▶ _INSTRUCTIONS FOR THE TASK_
The goal is an unaltered copy of the records below, minus any images.

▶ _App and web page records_

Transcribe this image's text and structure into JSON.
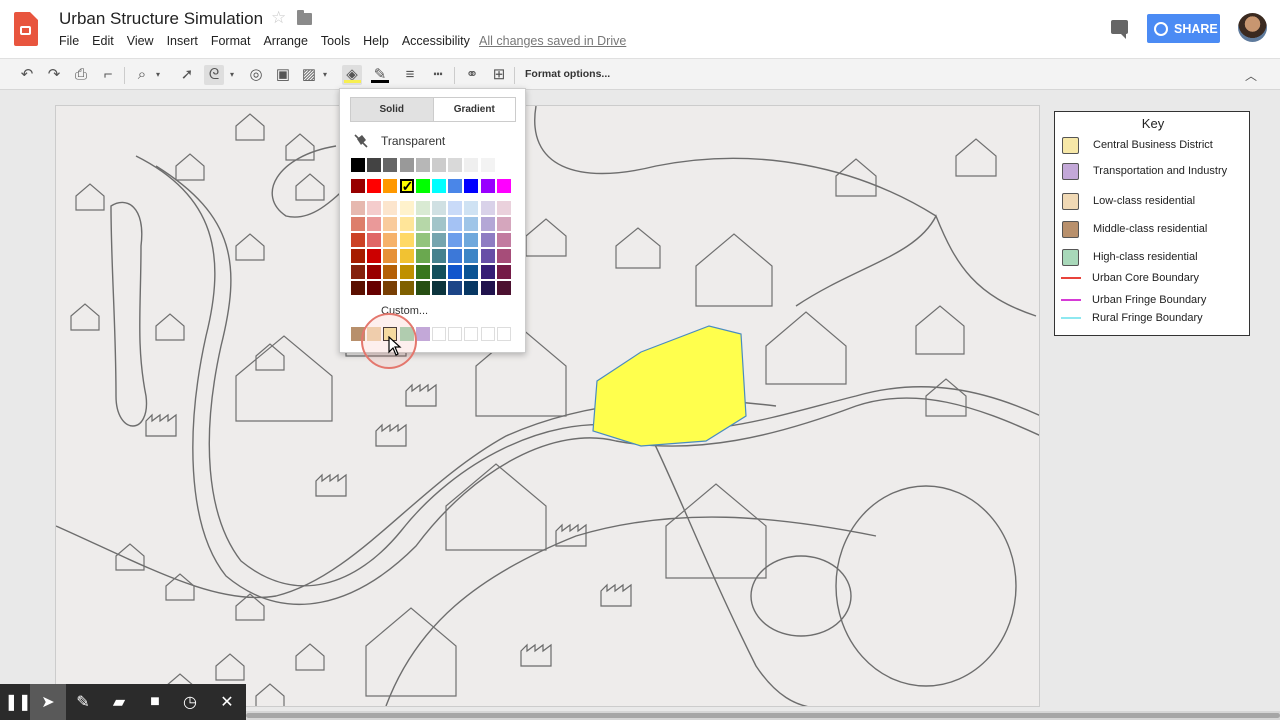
{
  "app": {
    "title": "Urban Structure Simulation",
    "saved_status": "All changes saved in Drive",
    "share_label": "SHARE"
  },
  "menu": [
    "File",
    "Edit",
    "View",
    "Insert",
    "Format",
    "Arrange",
    "Tools",
    "Help",
    "Accessibility"
  ],
  "toolbar": {
    "format_options": "Format options...",
    "icons": [
      "undo-icon",
      "redo-icon",
      "print-icon",
      "paint-format-icon",
      "zoom-icon",
      "select-icon",
      "line-icon",
      "shape-icon",
      "text-box-icon",
      "image-icon",
      "fill-color-icon",
      "border-color-icon",
      "border-weight-icon",
      "border-dash-icon",
      "link-icon",
      "comment-add-icon"
    ],
    "fill_color": "#f7ef51",
    "border_color": "#000000"
  },
  "fill_palette": {
    "tabs": [
      "Solid",
      "Gradient"
    ],
    "active_tab": "Solid",
    "transparent_label": "Transparent",
    "custom_label": "Custom...",
    "selected_color": "#ffff00",
    "gray_row": [
      "#000000",
      "#434343",
      "#666666",
      "#999999",
      "#b7b7b7",
      "#cccccc",
      "#d9d9d9",
      "#efefef",
      "#f3f3f3",
      "#ffffff"
    ],
    "bright_row": [
      "#980000",
      "#ff0000",
      "#ff9900",
      "#ffff00",
      "#00ff00",
      "#00ffff",
      "#4a86e8",
      "#0000ff",
      "#9900ff",
      "#ff00ff"
    ],
    "shade_rows": [
      [
        "#e6b8af",
        "#f4cccc",
        "#fce5cd",
        "#fff2cc",
        "#d9ead3",
        "#d0e0e3",
        "#c9daf8",
        "#cfe2f3",
        "#d9d2e9",
        "#ead1dc"
      ],
      [
        "#dd7e6b",
        "#ea9999",
        "#f9cb9c",
        "#ffe599",
        "#b6d7a8",
        "#a2c4c9",
        "#a4c2f4",
        "#9fc5e8",
        "#b4a7d6",
        "#d5a6bd"
      ],
      [
        "#cc4125",
        "#e06666",
        "#f6b26b",
        "#ffd966",
        "#93c47d",
        "#76a5af",
        "#6d9eeb",
        "#6fa8dc",
        "#8e7cc3",
        "#c27ba0"
      ],
      [
        "#a61c00",
        "#cc0000",
        "#e69138",
        "#f1c232",
        "#6aa84f",
        "#45818e",
        "#3c78d8",
        "#3d85c6",
        "#674ea7",
        "#a64d79"
      ],
      [
        "#85200c",
        "#990000",
        "#b45f06",
        "#bf9000",
        "#38761d",
        "#134f5c",
        "#1155cc",
        "#0b5394",
        "#351c75",
        "#741b47"
      ],
      [
        "#5b0f00",
        "#660000",
        "#783f04",
        "#7f6000",
        "#274e13",
        "#0c343d",
        "#1c4587",
        "#073763",
        "#20124d",
        "#4c1130"
      ]
    ],
    "custom_row": [
      "#b8906c",
      "#f0d9b5",
      "#f7e8a8",
      "#a8d8b9",
      "#c3a8d8",
      "#ffffff",
      "#ffffff",
      "#ffffff",
      "#ffffff",
      "#ffffff"
    ]
  },
  "key": {
    "title": "Key",
    "items": [
      {
        "label": "Central Business District",
        "color": "#f7e8a8",
        "kind": "swatch"
      },
      {
        "label": "Transportation and Industry",
        "color": "#c3a8d8",
        "kind": "swatch"
      },
      {
        "label": "Low-class residential",
        "color": "#f0d9b5",
        "kind": "swatch"
      },
      {
        "label": "Middle-class residential",
        "color": "#b8906c",
        "kind": "swatch"
      },
      {
        "label": "High-class residential",
        "color": "#a8d8b9",
        "kind": "swatch"
      },
      {
        "label": "Urban Core Boundary",
        "color": "#e8433b",
        "kind": "line"
      },
      {
        "label": "Urban Fringe Boundary",
        "color": "#d63ad6",
        "kind": "line"
      },
      {
        "label": "Rural Fringe Boundary",
        "color": "#8ee8f0",
        "kind": "line"
      }
    ]
  },
  "drawing": {
    "cbd_fill": "#ffff4d"
  },
  "recorder": {
    "buttons": [
      "pause-icon",
      "pointer-icon",
      "pen-icon",
      "highlighter-icon",
      "camera-icon",
      "timer-icon",
      "close-icon"
    ]
  }
}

▶ _FINISHED TASK_
Transcribe this image's text and structure into JSON.
{
  "app": {
    "title": "Urban Structure Simulation",
    "saved_status": "All changes saved in Drive",
    "share_label": "SHARE"
  },
  "menu": [
    "File",
    "Edit",
    "View",
    "Insert",
    "Format",
    "Arrange",
    "Tools",
    "Help",
    "Accessibility"
  ],
  "toolbar": {
    "format_options": "Format options...",
    "icons": [
      "undo-icon",
      "redo-icon",
      "print-icon",
      "paint-format-icon",
      "zoom-icon",
      "select-icon",
      "line-icon",
      "shape-icon",
      "text-box-icon",
      "image-icon",
      "fill-color-icon",
      "border-color-icon",
      "border-weight-icon",
      "border-dash-icon",
      "link-icon",
      "comment-add-icon"
    ],
    "fill_color": "#f7ef51",
    "border_color": "#000000"
  },
  "fill_palette": {
    "tabs": [
      "Solid",
      "Gradient"
    ],
    "active_tab": "Solid",
    "transparent_label": "Transparent",
    "custom_label": "Custom...",
    "selected_color": "#ffff00",
    "gray_row": [
      "#000000",
      "#434343",
      "#666666",
      "#999999",
      "#b7b7b7",
      "#cccccc",
      "#d9d9d9",
      "#efefef",
      "#f3f3f3",
      "#ffffff"
    ],
    "bright_row": [
      "#980000",
      "#ff0000",
      "#ff9900",
      "#ffff00",
      "#00ff00",
      "#00ffff",
      "#4a86e8",
      "#0000ff",
      "#9900ff",
      "#ff00ff"
    ],
    "shade_rows": [
      [
        "#e6b8af",
        "#f4cccc",
        "#fce5cd",
        "#fff2cc",
        "#d9ead3",
        "#d0e0e3",
        "#c9daf8",
        "#cfe2f3",
        "#d9d2e9",
        "#ead1dc"
      ],
      [
        "#dd7e6b",
        "#ea9999",
        "#f9cb9c",
        "#ffe599",
        "#b6d7a8",
        "#a2c4c9",
        "#a4c2f4",
        "#9fc5e8",
        "#b4a7d6",
        "#d5a6bd"
      ],
      [
        "#cc4125",
        "#e06666",
        "#f6b26b",
        "#ffd966",
        "#93c47d",
        "#76a5af",
        "#6d9eeb",
        "#6fa8dc",
        "#8e7cc3",
        "#c27ba0"
      ],
      [
        "#a61c00",
        "#cc0000",
        "#e69138",
        "#f1c232",
        "#6aa84f",
        "#45818e",
        "#3c78d8",
        "#3d85c6",
        "#674ea7",
        "#a64d79"
      ],
      [
        "#85200c",
        "#990000",
        "#b45f06",
        "#bf9000",
        "#38761d",
        "#134f5c",
        "#1155cc",
        "#0b5394",
        "#351c75",
        "#741b47"
      ],
      [
        "#5b0f00",
        "#660000",
        "#783f04",
        "#7f6000",
        "#274e13",
        "#0c343d",
        "#1c4587",
        "#073763",
        "#20124d",
        "#4c1130"
      ]
    ],
    "custom_row": [
      "#b8906c",
      "#f0d9b5",
      "#f7e8a8",
      "#a8d8b9",
      "#c3a8d8",
      "#ffffff",
      "#ffffff",
      "#ffffff",
      "#ffffff",
      "#ffffff"
    ]
  },
  "key": {
    "title": "Key",
    "items": [
      {
        "label": "Central Business District",
        "color": "#f7e8a8",
        "kind": "swatch"
      },
      {
        "label": "Transportation and Industry",
        "color": "#c3a8d8",
        "kind": "swatch"
      },
      {
        "label": "Low-class residential",
        "color": "#f0d9b5",
        "kind": "swatch"
      },
      {
        "label": "Middle-class residential",
        "color": "#b8906c",
        "kind": "swatch"
      },
      {
        "label": "High-class residential",
        "color": "#a8d8b9",
        "kind": "swatch"
      },
      {
        "label": "Urban Core Boundary",
        "color": "#e8433b",
        "kind": "line"
      },
      {
        "label": "Urban Fringe Boundary",
        "color": "#d63ad6",
        "kind": "line"
      },
      {
        "label": "Rural Fringe Boundary",
        "color": "#8ee8f0",
        "kind": "line"
      }
    ]
  },
  "drawing": {
    "cbd_fill": "#ffff4d"
  },
  "recorder": {
    "buttons": [
      "pause-icon",
      "pointer-icon",
      "pen-icon",
      "highlighter-icon",
      "camera-icon",
      "timer-icon",
      "close-icon"
    ]
  }
}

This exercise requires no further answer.